“One of our disappointments is that this is a working group of federal employees of federal agencies,” said Tom Fise, executive director of the American Orthotics & Prosthetics Association. “There is unlikely to be any way that stakeholders, be they patients or prosthetists, are going to be well represented in that interagency working group.”
The workgroup has been tasked with developing a consensus statement based on a review of the available clinical evidence that defines best practices in the care of beneficiaries who require lower limb prostheses. The statement will inform future policy.
The four DME MACs in July released draft local coverage determinations for lower limb prosthetics that proposed requiring patients to have face-to-face visits and requiring them to complete rehab programs. That resulted in an uproar from the O&P community, including a public hearing, a protest, and a “We the People” petition that netted more than 100,000 signatures.
“Both CMS and its contractors have heard your concerns about access to prostheses for Medicare beneficiaries,” the agency stated in the announcement. “The DME MACs will not finalize the draft local coverage determination at this time.”

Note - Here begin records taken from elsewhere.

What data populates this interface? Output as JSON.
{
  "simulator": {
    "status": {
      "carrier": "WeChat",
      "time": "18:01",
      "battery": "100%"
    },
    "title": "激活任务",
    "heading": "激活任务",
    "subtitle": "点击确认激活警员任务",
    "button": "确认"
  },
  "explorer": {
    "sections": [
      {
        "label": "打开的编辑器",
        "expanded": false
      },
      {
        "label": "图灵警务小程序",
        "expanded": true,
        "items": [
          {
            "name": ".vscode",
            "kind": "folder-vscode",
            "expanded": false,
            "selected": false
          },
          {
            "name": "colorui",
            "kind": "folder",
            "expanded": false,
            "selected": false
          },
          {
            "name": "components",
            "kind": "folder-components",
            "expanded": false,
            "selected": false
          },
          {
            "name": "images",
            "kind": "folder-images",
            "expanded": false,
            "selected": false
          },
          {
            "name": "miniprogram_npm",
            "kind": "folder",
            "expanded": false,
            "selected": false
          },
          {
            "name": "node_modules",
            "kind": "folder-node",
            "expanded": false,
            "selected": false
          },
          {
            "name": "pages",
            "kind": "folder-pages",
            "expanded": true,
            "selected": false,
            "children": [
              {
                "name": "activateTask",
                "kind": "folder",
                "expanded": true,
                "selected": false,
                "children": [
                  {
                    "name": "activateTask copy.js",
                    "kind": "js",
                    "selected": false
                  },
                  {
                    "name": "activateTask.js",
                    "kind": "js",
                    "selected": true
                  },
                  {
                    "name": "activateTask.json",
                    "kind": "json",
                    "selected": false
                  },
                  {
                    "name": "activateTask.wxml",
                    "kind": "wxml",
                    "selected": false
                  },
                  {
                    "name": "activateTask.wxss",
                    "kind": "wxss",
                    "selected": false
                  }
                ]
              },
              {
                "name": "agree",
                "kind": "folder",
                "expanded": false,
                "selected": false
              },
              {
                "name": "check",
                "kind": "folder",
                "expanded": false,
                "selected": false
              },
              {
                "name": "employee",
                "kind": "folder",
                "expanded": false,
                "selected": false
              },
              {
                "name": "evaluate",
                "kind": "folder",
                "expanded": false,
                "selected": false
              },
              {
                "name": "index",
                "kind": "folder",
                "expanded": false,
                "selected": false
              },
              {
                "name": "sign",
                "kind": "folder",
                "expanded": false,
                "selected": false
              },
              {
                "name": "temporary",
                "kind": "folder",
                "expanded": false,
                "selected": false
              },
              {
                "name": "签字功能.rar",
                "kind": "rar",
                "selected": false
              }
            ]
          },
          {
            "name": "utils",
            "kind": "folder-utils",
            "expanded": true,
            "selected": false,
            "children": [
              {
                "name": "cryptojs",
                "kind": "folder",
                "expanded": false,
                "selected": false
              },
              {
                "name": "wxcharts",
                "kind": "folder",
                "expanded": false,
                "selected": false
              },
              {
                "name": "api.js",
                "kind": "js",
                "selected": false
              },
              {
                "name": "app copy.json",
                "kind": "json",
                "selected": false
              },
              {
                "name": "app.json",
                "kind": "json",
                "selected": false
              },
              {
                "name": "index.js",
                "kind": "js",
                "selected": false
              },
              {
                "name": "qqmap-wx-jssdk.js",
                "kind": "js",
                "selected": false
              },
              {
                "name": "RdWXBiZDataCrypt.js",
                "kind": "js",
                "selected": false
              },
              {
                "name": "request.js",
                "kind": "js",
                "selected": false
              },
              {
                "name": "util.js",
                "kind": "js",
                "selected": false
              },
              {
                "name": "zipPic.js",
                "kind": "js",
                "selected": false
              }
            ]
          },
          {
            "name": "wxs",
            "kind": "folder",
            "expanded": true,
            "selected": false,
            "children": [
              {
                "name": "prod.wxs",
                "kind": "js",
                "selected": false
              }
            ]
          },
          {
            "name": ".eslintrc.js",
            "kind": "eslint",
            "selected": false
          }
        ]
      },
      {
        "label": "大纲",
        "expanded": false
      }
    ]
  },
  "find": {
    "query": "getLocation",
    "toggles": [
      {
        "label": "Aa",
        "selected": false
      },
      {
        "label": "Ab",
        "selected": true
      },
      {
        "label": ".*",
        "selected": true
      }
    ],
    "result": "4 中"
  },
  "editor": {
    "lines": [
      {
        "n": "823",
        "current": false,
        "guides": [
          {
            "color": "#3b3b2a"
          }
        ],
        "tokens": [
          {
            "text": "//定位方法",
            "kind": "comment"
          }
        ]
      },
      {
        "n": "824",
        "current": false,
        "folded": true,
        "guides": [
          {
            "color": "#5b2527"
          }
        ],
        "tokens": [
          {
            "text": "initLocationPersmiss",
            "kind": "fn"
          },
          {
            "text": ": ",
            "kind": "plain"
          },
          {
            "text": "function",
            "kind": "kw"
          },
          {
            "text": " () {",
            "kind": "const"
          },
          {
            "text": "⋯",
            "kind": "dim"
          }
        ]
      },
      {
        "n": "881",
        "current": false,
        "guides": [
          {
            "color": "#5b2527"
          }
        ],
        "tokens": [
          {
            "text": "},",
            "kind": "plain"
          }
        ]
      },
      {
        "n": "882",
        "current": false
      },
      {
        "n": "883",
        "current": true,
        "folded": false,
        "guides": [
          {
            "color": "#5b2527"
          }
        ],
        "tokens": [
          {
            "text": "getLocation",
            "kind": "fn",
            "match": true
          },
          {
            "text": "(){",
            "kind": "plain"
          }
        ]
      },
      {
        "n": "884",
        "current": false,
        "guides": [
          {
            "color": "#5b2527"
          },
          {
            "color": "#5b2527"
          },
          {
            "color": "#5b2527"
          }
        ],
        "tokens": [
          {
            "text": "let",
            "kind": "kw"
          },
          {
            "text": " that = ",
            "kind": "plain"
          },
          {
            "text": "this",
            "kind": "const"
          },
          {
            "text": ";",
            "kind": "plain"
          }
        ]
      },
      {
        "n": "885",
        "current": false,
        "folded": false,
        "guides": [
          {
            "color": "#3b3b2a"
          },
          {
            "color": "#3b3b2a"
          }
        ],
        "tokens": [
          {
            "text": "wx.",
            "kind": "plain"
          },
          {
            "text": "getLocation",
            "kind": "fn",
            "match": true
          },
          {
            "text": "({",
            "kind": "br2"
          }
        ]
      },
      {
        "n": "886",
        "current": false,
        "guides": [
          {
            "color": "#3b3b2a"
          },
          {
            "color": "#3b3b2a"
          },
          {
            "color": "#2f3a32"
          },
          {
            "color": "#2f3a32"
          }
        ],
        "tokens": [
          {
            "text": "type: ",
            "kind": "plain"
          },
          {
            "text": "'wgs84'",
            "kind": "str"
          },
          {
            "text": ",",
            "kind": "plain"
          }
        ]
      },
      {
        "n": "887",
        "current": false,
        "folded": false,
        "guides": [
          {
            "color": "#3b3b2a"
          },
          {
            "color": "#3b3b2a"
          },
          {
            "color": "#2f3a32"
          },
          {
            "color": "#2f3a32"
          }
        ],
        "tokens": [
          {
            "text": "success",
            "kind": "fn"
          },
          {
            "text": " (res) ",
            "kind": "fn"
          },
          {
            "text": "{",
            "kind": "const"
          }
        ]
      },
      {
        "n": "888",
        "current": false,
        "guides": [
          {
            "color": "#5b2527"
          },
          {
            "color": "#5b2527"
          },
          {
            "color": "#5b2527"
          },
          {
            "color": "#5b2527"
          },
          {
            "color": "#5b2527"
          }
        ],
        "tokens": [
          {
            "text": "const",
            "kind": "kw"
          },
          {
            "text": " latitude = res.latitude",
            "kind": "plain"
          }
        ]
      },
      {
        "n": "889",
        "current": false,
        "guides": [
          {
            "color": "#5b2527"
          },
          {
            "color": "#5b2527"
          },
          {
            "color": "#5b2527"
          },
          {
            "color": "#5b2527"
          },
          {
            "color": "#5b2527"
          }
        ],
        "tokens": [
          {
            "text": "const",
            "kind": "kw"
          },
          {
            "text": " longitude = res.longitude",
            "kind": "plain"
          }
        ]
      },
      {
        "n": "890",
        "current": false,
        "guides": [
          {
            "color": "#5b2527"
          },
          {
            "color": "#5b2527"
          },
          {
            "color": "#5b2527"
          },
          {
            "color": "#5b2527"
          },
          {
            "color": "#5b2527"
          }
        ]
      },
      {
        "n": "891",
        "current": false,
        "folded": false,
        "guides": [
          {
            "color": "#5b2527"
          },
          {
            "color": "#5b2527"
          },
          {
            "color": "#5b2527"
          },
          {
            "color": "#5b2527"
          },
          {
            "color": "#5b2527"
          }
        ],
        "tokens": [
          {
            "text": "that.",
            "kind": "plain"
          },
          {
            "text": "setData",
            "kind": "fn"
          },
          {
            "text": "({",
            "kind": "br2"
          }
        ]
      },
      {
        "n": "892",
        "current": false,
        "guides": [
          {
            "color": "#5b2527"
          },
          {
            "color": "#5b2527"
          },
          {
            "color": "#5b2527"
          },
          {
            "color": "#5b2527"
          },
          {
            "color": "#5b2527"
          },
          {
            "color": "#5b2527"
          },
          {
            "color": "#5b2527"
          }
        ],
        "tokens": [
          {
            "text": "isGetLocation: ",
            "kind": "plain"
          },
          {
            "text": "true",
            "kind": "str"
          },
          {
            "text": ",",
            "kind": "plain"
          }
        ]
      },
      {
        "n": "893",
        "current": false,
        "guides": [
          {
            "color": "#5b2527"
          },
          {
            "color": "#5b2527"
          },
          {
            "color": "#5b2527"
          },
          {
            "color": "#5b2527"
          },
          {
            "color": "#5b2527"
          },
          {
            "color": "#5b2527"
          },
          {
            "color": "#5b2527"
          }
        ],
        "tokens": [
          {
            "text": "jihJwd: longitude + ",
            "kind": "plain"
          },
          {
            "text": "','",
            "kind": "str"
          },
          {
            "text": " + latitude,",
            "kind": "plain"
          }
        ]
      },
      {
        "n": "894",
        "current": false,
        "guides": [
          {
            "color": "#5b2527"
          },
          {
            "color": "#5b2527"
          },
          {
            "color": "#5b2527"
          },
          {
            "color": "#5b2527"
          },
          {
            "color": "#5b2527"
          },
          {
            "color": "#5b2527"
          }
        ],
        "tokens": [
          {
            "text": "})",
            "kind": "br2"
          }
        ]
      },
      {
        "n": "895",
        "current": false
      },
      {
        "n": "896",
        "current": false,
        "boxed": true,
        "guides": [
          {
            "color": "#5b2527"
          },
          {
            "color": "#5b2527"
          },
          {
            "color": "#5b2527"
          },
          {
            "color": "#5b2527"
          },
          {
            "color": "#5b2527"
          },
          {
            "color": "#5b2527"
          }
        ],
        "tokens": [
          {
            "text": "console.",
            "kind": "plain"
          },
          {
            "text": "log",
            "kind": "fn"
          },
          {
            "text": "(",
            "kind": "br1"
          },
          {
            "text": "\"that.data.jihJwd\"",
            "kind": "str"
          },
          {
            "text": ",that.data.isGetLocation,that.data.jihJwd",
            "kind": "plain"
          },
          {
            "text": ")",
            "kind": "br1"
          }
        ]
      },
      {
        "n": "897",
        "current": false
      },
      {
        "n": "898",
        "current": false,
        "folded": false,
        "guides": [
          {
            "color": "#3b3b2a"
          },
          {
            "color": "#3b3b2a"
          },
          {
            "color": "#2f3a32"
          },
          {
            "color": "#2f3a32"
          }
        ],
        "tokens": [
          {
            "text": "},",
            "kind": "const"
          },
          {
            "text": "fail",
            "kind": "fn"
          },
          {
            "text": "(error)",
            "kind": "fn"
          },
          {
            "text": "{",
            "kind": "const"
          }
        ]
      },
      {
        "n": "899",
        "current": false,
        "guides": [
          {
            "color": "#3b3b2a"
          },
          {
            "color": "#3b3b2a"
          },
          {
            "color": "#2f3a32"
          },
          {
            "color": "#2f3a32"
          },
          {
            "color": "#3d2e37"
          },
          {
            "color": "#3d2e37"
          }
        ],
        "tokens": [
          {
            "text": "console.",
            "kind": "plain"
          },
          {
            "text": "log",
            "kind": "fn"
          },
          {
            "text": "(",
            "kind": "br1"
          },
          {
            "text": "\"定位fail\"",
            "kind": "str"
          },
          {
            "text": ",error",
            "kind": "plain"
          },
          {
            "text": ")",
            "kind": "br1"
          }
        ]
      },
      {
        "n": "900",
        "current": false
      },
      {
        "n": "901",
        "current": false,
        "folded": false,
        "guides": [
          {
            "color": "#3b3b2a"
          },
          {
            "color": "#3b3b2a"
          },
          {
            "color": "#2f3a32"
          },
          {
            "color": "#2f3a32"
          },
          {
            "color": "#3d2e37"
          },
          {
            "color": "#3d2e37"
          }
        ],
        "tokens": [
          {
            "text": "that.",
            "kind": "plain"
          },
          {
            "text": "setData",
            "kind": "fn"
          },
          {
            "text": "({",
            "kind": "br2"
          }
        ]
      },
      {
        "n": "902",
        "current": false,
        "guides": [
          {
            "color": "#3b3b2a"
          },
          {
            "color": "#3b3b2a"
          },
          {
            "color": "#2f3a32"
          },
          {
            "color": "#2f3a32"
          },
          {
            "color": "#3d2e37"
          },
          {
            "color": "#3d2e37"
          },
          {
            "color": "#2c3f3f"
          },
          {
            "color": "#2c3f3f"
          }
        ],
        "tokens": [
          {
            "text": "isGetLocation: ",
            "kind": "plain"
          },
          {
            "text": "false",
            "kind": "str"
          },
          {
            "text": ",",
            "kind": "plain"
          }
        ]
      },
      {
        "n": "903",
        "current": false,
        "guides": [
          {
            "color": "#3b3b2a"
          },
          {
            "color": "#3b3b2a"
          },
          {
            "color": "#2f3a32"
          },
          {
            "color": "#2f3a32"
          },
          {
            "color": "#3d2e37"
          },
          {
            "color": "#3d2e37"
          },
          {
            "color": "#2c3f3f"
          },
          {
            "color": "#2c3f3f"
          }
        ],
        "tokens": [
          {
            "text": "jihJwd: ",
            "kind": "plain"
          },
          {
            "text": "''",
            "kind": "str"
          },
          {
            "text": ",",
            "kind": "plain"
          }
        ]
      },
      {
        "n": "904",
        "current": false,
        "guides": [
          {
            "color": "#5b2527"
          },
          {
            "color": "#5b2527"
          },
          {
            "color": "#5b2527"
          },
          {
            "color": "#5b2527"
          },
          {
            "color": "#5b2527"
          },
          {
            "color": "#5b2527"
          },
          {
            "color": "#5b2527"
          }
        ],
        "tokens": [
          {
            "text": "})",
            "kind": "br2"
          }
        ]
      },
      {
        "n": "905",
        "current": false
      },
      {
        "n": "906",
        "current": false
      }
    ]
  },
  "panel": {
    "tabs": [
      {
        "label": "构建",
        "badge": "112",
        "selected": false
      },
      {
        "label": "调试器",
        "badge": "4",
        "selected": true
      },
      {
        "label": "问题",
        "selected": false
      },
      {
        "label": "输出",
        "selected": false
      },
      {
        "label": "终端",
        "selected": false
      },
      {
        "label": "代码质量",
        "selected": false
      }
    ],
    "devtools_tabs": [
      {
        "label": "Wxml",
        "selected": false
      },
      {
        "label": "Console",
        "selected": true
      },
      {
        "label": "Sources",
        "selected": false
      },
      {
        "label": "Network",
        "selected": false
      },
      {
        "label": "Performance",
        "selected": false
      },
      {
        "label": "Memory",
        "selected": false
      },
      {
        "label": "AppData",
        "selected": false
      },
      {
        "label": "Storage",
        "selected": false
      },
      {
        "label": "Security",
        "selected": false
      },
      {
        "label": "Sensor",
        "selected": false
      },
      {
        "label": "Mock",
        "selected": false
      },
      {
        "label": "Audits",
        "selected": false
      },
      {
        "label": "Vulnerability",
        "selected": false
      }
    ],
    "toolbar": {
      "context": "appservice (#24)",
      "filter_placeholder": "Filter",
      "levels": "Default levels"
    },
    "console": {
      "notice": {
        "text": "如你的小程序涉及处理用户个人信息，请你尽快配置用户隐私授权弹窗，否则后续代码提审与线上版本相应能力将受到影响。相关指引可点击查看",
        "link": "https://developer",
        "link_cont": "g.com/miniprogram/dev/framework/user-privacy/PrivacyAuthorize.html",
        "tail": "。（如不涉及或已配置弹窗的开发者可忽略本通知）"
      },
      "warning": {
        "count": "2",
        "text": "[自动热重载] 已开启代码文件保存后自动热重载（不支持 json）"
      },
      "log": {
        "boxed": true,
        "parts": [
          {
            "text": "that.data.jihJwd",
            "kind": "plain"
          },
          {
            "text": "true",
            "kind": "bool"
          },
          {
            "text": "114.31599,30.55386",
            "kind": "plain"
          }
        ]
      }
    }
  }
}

Fise, however, says it would better if CMS rescinded the policy outright, before commercial insurances start picking up on it. “Bottom line, if it’s not going to go forward because of deficiencies, then it would certainly be very helpful for the documentation to be taken down from the CMS and MAC websites,” he said. “UnitedHealthcare already picked up one of the provisions and a long examination of the topic doesn’t change commercial payers once the pick it up.”
UnitedHealthcare has issued guidelines stating that it will no longer cover vacuum pumps, according to AOPA.
CMS, for its part, says it will “ensure there is opportunity for public comment and engagement on the consensus statement and any related activities.”